**EXERCISE DETAILS**
Word for word, set down the full listing below.

**DATASET CONTENT**
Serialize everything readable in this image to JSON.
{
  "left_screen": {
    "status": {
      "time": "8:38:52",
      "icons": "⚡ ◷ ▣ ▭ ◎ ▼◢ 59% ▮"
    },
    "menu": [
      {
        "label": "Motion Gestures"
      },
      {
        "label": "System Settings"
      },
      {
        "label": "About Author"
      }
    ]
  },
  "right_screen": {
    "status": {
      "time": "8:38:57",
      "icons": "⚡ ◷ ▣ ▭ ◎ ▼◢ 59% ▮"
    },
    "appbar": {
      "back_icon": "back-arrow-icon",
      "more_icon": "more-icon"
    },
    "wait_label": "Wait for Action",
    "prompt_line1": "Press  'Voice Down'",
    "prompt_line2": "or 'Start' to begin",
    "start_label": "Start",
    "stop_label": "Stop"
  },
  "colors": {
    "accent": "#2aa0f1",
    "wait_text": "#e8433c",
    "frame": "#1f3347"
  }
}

**WRITTEN RESPONSE**
Serialize everything readable in this image to JSON.
{
  "left_screen": {
    "status": {
      "time": "8:38:52",
      "icons": "⚡ ◷ ▣ ▭ ◎ ▼◢ 59% ▮"
    },
    "menu": [
      {
        "label": "Motion Gestures"
      },
      {
        "label": "System Settings"
      },
      {
        "label": "About Author"
      }
    ]
  },
  "right_screen": {
    "status": {
      "time": "8:38:57",
      "icons": "⚡ ◷ ▣ ▭ ◎ ▼◢ 59% ▮"
    },
    "appbar": {
      "back_icon": "back-arrow-icon",
      "more_icon": "more-icon"
    },
    "wait_label": "Wait for Action",
    "prompt_line1": "Press  'Voice Down'",
    "prompt_line2": "or 'Start' to begin",
    "start_label": "Start",
    "stop_label": "Stop"
  },
  "colors": {
    "accent": "#2aa0f1",
    "wait_text": "#e8433c",
    "frame": "#1f3347"
  }
}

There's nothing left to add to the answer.